The year we turn eighteen I visit you at your parents' home in suburban Boston. I say hello and how are you and all the things you say when you haven't seen someone in three years. What lovely earrings, and my, how time flies, and aren't we all grown up now and by the way who are you (that last part only in my head). As usual you look so pretty, long dark hair in a pony tail, fingernails buffed, makeup just right, eyebrows smooth and plucked, the delicate smell of Chanel Number 5. Your parents' living room looks exactly the same since I last visited, a lifetime ago it seems, because you are looking at me oddly as if I am a stranger – a stranger standing awkwardly in the foyer waiting to be invited in, a stranger who looks exactly like someone you used to know.

I glanced up from my picture-perfect sand castle
and there you were - exotic, bohemian, free,
an undeniable resemblance to my own image
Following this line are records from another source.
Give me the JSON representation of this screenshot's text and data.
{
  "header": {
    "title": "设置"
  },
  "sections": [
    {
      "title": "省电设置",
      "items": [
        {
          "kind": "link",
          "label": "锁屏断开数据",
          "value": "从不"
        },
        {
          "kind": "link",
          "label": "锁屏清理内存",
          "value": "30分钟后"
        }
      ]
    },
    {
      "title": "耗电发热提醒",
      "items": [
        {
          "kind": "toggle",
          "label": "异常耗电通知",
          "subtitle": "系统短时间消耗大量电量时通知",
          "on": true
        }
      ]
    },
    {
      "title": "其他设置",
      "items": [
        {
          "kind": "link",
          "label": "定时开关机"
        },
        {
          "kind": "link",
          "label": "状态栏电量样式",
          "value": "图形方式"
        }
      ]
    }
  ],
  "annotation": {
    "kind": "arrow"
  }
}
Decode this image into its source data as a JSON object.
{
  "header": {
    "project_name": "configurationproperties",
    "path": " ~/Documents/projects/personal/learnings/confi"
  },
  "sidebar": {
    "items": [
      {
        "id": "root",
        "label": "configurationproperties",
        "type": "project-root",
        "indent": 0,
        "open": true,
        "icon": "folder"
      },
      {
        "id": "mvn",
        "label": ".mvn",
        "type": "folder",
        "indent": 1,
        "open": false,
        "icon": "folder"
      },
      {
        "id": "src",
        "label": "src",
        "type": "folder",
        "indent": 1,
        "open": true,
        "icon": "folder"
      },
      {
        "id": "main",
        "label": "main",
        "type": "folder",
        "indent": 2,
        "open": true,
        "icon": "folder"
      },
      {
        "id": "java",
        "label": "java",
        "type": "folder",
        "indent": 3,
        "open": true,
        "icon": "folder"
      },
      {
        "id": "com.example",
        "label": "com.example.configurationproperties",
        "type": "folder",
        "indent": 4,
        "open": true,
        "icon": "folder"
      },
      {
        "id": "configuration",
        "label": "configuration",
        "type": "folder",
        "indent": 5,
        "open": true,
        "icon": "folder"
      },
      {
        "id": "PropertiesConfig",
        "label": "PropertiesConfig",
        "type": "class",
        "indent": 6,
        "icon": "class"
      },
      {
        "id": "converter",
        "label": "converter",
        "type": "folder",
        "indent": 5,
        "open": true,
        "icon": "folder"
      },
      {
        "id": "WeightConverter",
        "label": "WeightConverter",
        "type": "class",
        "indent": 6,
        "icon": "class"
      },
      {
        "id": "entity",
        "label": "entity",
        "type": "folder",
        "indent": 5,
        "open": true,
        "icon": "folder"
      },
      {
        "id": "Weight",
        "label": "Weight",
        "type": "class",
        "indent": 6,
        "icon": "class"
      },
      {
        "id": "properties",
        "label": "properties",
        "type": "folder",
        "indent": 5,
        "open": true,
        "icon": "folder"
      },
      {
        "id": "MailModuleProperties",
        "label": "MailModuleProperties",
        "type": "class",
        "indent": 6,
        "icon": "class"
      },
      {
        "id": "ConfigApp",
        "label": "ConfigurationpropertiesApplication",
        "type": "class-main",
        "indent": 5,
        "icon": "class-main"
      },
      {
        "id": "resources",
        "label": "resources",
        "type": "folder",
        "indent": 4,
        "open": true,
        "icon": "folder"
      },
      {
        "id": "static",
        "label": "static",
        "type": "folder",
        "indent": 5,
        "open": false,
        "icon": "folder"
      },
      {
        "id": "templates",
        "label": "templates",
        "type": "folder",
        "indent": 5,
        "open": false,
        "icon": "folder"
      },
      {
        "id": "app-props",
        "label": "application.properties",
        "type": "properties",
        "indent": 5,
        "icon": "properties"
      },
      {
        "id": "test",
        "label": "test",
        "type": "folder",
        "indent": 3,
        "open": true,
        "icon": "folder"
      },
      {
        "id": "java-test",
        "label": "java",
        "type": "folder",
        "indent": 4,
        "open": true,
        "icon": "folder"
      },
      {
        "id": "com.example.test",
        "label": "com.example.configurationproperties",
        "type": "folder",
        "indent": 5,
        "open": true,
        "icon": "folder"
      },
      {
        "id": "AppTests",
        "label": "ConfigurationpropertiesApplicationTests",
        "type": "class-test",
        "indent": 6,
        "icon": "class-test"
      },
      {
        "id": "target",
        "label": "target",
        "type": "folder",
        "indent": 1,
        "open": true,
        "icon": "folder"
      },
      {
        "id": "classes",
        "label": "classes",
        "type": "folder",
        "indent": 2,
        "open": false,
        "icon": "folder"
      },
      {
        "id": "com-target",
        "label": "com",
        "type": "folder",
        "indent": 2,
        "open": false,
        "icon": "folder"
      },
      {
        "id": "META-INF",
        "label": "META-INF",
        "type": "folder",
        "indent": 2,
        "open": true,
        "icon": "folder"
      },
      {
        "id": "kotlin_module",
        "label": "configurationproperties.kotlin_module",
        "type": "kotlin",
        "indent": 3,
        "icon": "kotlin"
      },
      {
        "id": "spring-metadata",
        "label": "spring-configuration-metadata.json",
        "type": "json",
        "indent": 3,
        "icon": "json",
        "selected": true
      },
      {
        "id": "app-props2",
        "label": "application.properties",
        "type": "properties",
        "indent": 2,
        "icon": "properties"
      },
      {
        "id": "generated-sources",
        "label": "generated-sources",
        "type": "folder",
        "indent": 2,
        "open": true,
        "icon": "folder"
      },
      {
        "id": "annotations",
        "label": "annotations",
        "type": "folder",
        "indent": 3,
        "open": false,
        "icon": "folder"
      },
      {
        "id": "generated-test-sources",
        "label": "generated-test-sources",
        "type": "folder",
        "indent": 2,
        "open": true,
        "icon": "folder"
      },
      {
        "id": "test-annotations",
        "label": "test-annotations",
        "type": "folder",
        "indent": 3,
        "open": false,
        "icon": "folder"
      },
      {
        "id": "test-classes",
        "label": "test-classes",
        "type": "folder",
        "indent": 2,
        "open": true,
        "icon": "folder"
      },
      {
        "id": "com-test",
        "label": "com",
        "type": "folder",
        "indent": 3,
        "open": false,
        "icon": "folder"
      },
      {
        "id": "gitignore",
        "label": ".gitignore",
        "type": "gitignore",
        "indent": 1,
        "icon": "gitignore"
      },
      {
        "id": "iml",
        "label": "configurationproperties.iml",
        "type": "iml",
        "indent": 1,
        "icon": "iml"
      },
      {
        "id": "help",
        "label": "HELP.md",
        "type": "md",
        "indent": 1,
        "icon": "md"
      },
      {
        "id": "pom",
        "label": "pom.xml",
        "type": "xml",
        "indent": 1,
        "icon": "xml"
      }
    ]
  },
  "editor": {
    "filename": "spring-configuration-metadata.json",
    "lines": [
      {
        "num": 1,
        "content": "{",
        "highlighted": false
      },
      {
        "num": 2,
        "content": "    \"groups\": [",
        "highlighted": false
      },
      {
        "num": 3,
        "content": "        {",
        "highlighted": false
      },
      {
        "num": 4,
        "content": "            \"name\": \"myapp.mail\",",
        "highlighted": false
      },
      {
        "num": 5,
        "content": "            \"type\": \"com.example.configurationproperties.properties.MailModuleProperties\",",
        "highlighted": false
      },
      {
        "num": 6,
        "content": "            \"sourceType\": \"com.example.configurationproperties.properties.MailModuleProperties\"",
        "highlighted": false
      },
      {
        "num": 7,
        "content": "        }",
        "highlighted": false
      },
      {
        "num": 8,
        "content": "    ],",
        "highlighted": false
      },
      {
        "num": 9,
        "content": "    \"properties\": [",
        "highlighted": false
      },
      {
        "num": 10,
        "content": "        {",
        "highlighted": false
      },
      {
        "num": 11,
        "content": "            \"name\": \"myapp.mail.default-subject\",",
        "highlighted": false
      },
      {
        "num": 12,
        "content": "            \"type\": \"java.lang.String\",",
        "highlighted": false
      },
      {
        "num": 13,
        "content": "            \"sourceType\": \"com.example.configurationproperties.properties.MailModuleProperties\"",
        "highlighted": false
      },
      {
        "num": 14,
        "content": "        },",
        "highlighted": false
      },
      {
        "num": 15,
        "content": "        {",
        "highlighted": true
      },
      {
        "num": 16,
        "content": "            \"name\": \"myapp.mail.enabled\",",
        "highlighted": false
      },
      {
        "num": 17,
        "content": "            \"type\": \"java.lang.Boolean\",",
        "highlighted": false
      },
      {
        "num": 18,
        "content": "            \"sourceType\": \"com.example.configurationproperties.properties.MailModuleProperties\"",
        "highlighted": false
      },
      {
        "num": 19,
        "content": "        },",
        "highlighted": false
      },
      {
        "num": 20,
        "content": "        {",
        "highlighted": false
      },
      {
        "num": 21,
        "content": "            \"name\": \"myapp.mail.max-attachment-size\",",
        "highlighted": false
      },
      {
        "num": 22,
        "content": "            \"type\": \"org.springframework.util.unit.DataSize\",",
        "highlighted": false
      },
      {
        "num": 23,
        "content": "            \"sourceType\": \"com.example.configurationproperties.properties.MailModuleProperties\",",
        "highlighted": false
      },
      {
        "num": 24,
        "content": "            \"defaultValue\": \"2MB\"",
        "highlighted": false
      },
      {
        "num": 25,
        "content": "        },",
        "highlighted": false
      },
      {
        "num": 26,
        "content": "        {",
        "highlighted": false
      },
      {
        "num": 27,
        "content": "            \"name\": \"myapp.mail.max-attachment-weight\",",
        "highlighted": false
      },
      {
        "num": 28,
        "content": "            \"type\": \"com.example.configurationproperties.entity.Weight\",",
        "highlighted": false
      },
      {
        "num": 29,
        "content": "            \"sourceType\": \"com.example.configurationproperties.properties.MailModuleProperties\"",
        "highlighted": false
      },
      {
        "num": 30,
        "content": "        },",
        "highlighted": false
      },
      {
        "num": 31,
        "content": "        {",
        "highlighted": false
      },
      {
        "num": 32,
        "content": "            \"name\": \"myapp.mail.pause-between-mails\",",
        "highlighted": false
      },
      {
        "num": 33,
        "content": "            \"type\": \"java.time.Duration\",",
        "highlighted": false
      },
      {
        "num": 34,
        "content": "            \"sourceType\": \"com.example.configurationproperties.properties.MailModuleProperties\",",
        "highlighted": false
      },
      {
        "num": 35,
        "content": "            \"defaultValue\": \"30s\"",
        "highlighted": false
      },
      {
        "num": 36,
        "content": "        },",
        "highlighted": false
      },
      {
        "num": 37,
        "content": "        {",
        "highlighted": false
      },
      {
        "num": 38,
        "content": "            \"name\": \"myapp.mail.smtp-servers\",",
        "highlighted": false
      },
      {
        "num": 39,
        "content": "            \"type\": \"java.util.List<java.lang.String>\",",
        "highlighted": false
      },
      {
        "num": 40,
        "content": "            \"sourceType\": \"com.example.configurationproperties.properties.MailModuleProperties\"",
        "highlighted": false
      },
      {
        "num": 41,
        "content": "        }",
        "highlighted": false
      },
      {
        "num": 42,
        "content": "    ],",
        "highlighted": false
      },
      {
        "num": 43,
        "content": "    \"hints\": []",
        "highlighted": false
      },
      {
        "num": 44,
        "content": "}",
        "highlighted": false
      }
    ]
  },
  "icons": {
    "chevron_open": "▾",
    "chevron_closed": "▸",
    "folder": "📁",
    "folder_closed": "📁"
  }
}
You smile and say all the right things. Things we were taught to say from the time we were children. How to be polite to someone in your home, even the vacuum cleaner salesman who comes by every April rain or shine. Have a seat; would you like a drink; we have orange juice and iced tea. May I take your jacket? And what's that you have, a big back pack, like for hiking? Where is your luggage (that last part only in your head because you can see I have only the backpack)? How was your trip?

yet so very different; wiser and more confident,
out from under parental guidance and influence.
I wondered Did they beg you not to leave?

I say the trip was great, last week up to New Hampshire, week before down to Cape Cod. Then silence, because undoubtedly family gossip for the past month has revolved around the question of how I traveled three thousand miles cross-country, a young woman by herself. No one knew I was coming, and if I did not fly or take a train or ride the bus or drive my car, then how did I get here? Especially when my parents don't know the answers to these questions (which undoubtedly they were asked via prompt long distance telephone calls the first day I arrived). All the family is wondering – did I run away? No, I'm eighteen – I don't live in my parents' house any longer. I can do what I want, including make a trip back home to where I used to live and visit my aunts and uncles and cousins and old neighborhood, right? But there is still this mystery everyone wants to solve, yet no one is asking, and I'm not saying much beyond I caught a ride with a few friends. It's this elephant in the room, but everyone is too afraid to know the answer because it might mean. Well, I leave that to their imaginations

Sun-kissed from your gypsy approach to travel,
unapologetically drinking in the Eastern sister of your
Western coastline, you appeared happy to be home

You smile and ask how long I'm thinking of staying in New England and what are my plans for the summer. We sit on the edge of the sofa cushions in the parlor, ankles demurely crossed, sipping iced tea with lemon, making small talk about the weather and movies. Both of us listening politely, but it is essentially a Tupperware conversation, nothing of importance, nothing personal shared (although we never acknowledge that). Everything all vacuum sealed with niceties. And I feel it must be my fault because we used to be so close, and I can't help noticing you are still looking at me oddly – as if I am a stranger, a stranger sitting awkwardly in your parlor waiting to be welcomed, a stranger who looks exactly like someone you used to know quite well.

Jesse Devyn Crowe